Ellie Dyer and photographer Conor Wall find a taste of cowboy life at Samba Brazilian Steakhouse.

Faced with months in grassy plains with only cattle for company, legend has it that the gauchos of Brazil helped keep their spirits up with churrasco — a cooking style where meat cuts are barbequed over pits of glowing charcoal.

Over the years, the culinary art made its way to restaurants, called churrascaria, and gained popularity throughout the world. In 2012 Brazilian barbeque went one step further and arrived in Phnom Penh.

The opening of Samba on Sihanouk Boulevard provided a new experience for local diners, but also marked an expansion for a successful restaurant group that started in Singapore about 10 years ago.
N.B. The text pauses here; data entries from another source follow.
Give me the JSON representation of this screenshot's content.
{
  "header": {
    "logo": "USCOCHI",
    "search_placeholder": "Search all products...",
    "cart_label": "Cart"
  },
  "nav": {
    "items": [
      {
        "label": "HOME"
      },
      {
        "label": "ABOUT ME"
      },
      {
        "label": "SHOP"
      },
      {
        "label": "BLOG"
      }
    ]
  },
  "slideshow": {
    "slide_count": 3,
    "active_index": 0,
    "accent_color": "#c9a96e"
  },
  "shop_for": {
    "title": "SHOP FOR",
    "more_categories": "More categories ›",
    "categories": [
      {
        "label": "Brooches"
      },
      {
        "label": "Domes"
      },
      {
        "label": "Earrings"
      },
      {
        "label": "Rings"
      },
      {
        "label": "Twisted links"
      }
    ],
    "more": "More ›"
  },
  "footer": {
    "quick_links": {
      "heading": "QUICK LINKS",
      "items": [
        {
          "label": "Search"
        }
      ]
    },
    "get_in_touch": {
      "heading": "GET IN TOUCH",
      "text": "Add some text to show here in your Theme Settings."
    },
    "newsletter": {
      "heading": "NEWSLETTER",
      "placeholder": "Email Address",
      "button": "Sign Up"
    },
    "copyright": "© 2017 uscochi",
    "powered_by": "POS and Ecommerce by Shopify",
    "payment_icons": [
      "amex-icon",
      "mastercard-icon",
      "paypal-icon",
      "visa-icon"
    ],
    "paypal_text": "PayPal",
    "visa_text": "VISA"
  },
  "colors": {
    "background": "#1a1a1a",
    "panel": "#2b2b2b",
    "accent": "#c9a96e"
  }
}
“We can’t bring the whole of Brazil here, but we bring the best of Brazil here,” says owner Sebastian Koh, who also runs Samba in Vietnam and is looking forward to his first trip to Brazil, the country that inspired him, with a colleague later this year.

Though some modifications have been made to tradition in order to cater for an Asian audience, such as the provision of honey-roasted pork and a selection of seafood including calamari and shrimp, Samba’s roots remain clear.

One wall at the Phnom Penh eatery is dominated by an image of Rio de Janeiro’s iconic statue of Christ the Redeemer and, in keeping with the tradition, each diner receives a small round button to signify when they want to eat more. The green side tells staff to serve you cuts of meat — flipping it to the red side signals a full belly.

Both ingredients and cooking techniques are also traditional. Rock salt mixed with seasoning is imported from Brazil, while a rotating machine has been brought in from South America to cook beef ribs slowly over a low heat.

Though the restaurant offers a wide range of salads and side dishes, the main draw is undoubtedly its meat — imported from countries including the United States, New Zealand and Australia. The buffet (from $15.90 to $26.90 depending on the day and time) includes between eight and 15 types of meat, including sirloin and rump steak, ham, sausages and ribs that are cut at the table by staff working as ‘passadors’.

Glass divides the seating area from the giant charcoal grill, so diners can see food being prepared. Sauces are slathered onto skewered cuts with large paintbrushes before they are rotated above the warming coals.

Executive directors Peter Michel and Daniel Lira, who both hail from the northern city of João Pessoa in Brazil’s Paraiba state, have used their expertise to train Cambodian cooks in Brazilian techniques and are rightly proud of the quality of the restaurant’s produce.

“Our meat, we only buy it chilled, not frozen. That’s why all the customers like to taste our meat, because it is very juicy. They enjoy it so much,” says Lira. “It’s the way the chef cooks also … we know the way to cook for customers,” adds Michel.

Samba Brazilian Steakhouse
Villa 64 Sihanouk Boulevard.
Open from 11.30am to 3pm and 5.30pm to 10.30 pm daily.
Tel: 023 222 599

Find Samba Brazilian Steakhouse on AsiaLIFE